My Darling Clementine - The Stables Milton Keynes


It is hard to know quite how to categorize an evening with My Darling Clementine, you'll laugh out loud, you'll be emotionally moved, you'll even receive a little musical education along the way but most of all, you will witness wondrous singing and songwriting and see just how much effort and craft goes into making their songs work as a duo. The way that they reinterpreted the songs of Elvis Costello for their "Country Darkness" record was a clue, slight changes in the lyrics had the ability to open up the song to a completely new interpretation, however seeing them live really made you appreciate the art of the duo - its so much more than just two people singing!


As Michael Weston King and Lou Dalgleish take to the stage, the immediately grab the attention, Michael sporting an impeccable suit matched by an equally impressive beard, while Lou mysteriously arrives clutching a handbag and a scarf that she will hold throughout the first number before placing it centre stage. The evening is to be divided into 2 parts, the first a dive into the My Darling Clementine back catalogue, while the second will dive into works of Mr Costello and much much more.


Opening with "The King Of Carnival", Michael's guitar playing immediately transported us down Mexico way, a vibe enhanced by Lou's vocals and clapping. The song rich in narrative, rewarding the listener if hearing it for the first or the hundred and first time. It was true of the whole first set, which was new to us yet felt like we were listening to favourites that we had cherished for years. It was upbeat in tune if down beat in lyrics for "No Heart In This Heartache"" a piece of classic Country with Lou soundly whacking a tambourine and powering out the lines "I'm not losing sleep over you my Darling".

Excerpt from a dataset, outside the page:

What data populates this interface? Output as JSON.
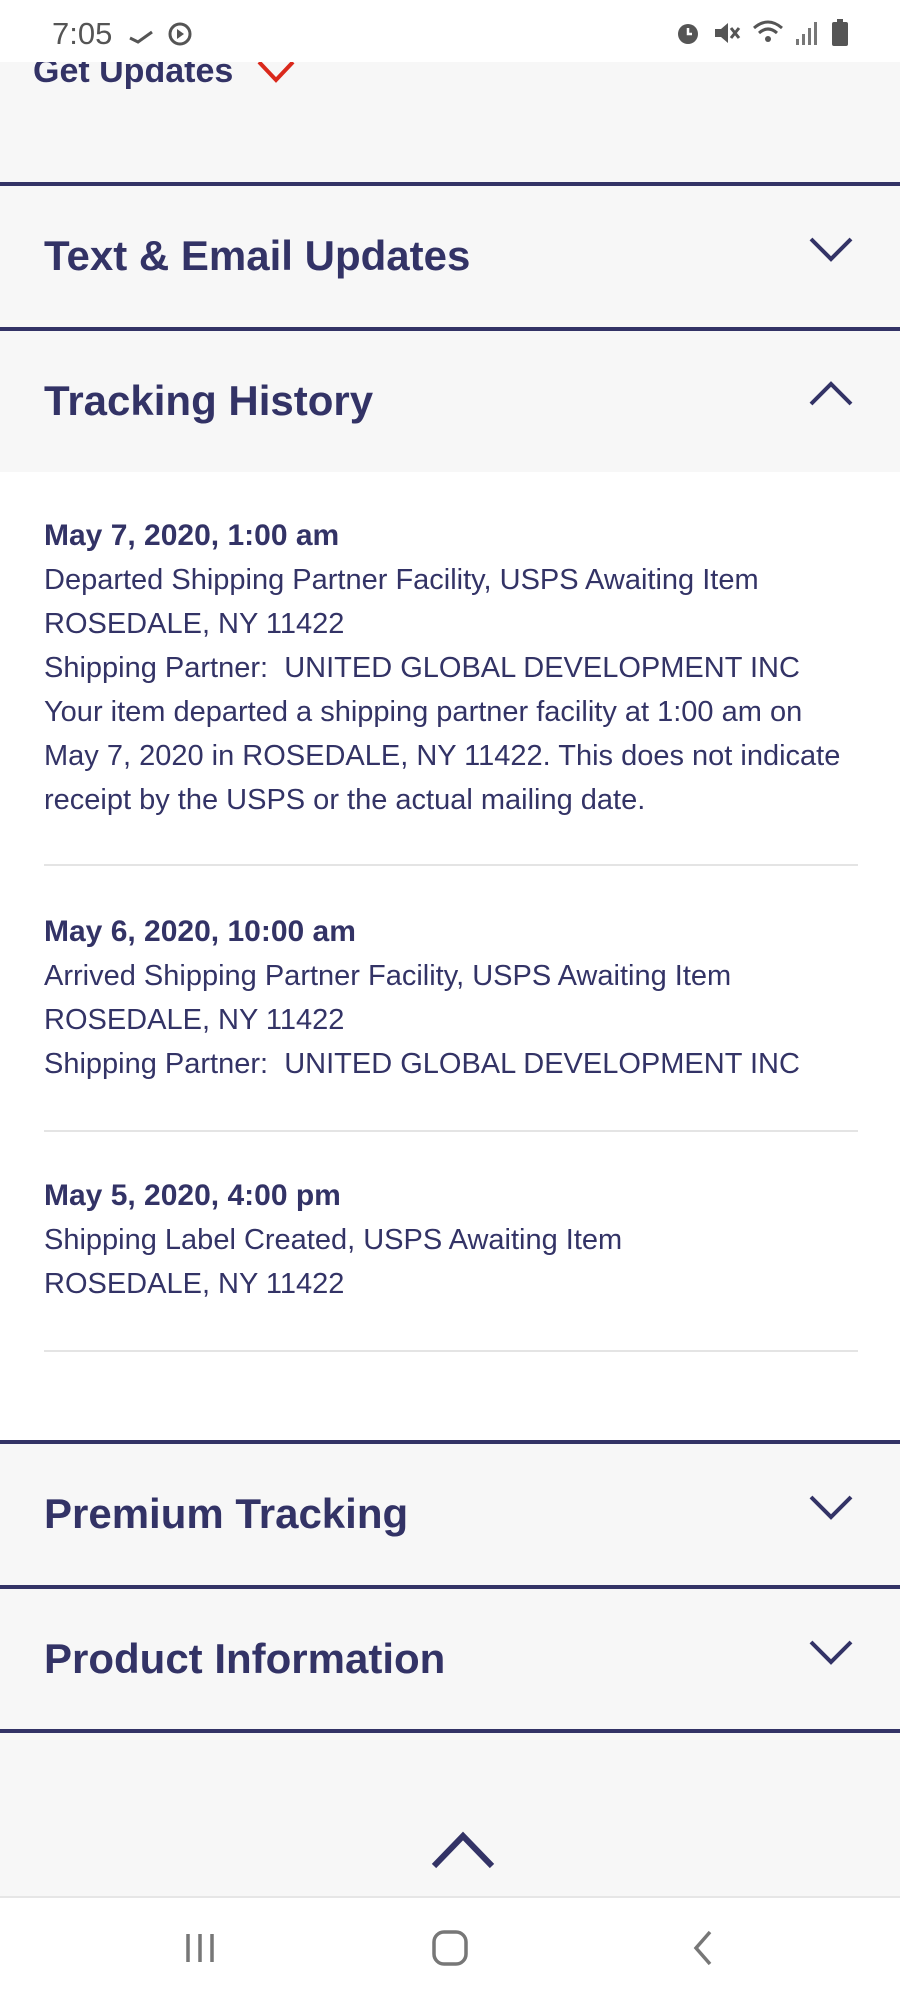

Working without a setlist, you could not help but feel that they could play any of their tunes if asked. Lou initially took the lead for "Put Your Hair Back" and it was at this point that you started to really appreciate how each song was constructed as a duet wonderfully enhancing the song with its interplay.


As Michael affixed his harmonica into place there was the first of a My Darling Clementine speciality that would play out through the night, whereby the next song would be an answer to or inspired by another song. So not only did we get a shout out and appreciation of Tom T Hall, and his song "That's How I Got To Memphis" but we got a reply in the shape of "Going Back To Memphis" which perfectly evoked the original. Beautifully worked so that we hear both sides of the story in a great uptempo song, punctuated by a harmonica solo and some more tambourine work, this was classic stuff on all sorts of levels.


"Our Race Is Run" was a delightfully intense ballad which would see Michael take steps back away from the microphone at the times he wasn't singing only to then quickly get back into position - ending with Michael belting out "Our Race Is Run" while Lou cross harmonised a different line across him - this was magical to watch.

"Friday Night At The Tulip Hotel" was another masterpiece and another testament to the observational skills of the songwriter who can see a situation and build a complete narrative from it and wrap it up in a cracking tune.


Lou took to the piano, and told a great back story to "Eugene", taking the first verse while Michael watched on, his hands clasped looking on in admiration. This piano ballad, enhanced with a short harmonica solo was another piece of sheer perfection. Michael led the way on "Yours Is The Cross I Still Bear" before Lou took over for the second on another simply exemplary song ending with Lou closing out on some divine harmonies.


Closing out an exceptional first half was another answer song "No Matter What Tammy Said ( I Won't Stand By My Man)" in which Lou plays a suffering wife and Michael a bystander willing to stand by no more and compelled to intervene. This was blistering stuff and also quite touching when Lou holding the mic in one hand at one point gently placed the other on Michaels shoulder as he sung.

Anyone expecting a slackening off in the second half would have had a rude awakening as Lou, once again at the piano, introduced the Costello section of the show with a Jerry Chestnut song, made famous by George Jones but for UK listeners perhaps Elvis's version is more well known - "Good Year For The Roses" always sounds majestic and this was no exception.


The batch of true Elvis songs began with "Indoor Fireworks" and having worked with Steve Nieve on the "Country Darkness" project perhaps the odd tip got passed on, as Lou's piano playing was impeccable, Charged with emotion this version captured the full essence of the song.